**Material provided**.
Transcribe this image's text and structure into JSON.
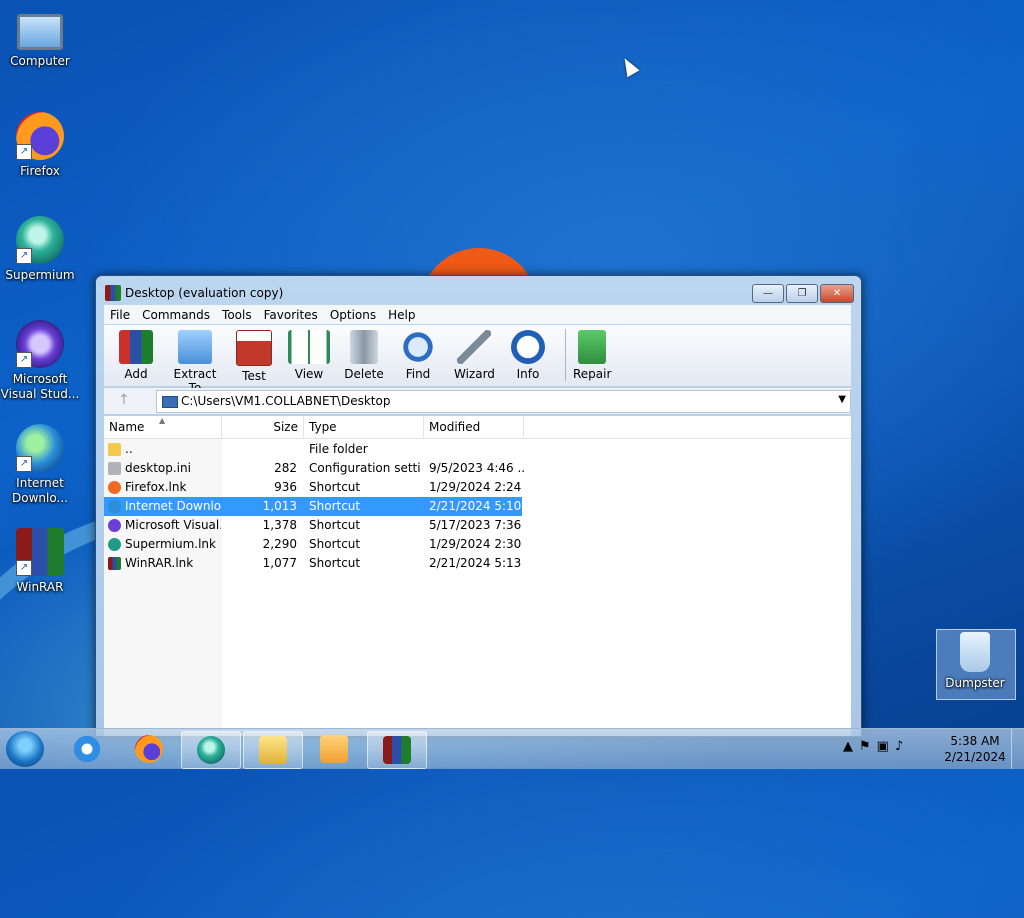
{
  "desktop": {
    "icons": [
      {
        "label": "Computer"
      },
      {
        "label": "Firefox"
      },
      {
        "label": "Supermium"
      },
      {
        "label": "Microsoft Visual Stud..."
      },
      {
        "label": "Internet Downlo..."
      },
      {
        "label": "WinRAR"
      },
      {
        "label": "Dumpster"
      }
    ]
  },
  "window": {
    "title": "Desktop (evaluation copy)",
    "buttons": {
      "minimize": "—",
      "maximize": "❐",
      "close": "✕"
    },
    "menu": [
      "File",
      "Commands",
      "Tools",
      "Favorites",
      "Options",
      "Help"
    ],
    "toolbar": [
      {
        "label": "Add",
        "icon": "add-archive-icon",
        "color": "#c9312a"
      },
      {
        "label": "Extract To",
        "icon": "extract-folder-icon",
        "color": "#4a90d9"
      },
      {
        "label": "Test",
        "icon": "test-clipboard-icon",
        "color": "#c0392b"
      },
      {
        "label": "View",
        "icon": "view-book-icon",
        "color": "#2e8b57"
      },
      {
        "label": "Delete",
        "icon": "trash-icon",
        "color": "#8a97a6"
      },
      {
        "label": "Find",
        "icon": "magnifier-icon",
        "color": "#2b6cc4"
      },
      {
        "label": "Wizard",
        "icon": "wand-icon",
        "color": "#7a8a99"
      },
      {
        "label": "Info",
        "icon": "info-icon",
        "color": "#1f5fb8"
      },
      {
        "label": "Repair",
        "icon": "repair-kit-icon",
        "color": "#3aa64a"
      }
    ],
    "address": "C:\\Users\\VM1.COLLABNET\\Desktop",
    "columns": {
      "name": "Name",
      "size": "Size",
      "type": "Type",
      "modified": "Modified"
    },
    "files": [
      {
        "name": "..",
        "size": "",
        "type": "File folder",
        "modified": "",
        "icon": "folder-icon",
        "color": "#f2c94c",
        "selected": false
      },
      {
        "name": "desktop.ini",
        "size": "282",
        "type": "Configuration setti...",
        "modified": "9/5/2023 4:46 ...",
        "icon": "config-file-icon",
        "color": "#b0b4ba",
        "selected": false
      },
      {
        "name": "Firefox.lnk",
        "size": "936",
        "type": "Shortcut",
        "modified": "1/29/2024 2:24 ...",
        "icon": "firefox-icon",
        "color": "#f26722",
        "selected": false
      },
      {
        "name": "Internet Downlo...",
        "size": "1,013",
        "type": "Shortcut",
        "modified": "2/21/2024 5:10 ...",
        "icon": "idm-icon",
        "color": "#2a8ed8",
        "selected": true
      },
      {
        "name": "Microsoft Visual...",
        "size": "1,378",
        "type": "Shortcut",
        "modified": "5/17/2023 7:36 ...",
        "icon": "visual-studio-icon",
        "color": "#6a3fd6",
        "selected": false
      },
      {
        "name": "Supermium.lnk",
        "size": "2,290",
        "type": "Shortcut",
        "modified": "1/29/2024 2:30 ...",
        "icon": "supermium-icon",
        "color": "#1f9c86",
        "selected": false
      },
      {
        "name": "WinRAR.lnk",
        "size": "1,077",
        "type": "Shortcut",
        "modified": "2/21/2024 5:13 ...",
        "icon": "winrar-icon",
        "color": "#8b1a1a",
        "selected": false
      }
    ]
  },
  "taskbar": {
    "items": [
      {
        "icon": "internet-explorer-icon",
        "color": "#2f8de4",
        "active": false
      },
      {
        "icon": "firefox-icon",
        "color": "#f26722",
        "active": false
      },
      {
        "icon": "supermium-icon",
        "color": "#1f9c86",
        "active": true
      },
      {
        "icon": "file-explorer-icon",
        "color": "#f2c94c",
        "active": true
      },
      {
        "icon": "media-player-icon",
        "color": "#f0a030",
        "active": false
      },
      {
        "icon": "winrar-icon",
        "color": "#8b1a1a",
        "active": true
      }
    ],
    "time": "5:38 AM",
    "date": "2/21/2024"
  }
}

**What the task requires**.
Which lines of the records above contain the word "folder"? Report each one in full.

**The answer**.
        "icon": "extract-folder-icon",
        "type": "File folder",
        "icon": "folder-icon",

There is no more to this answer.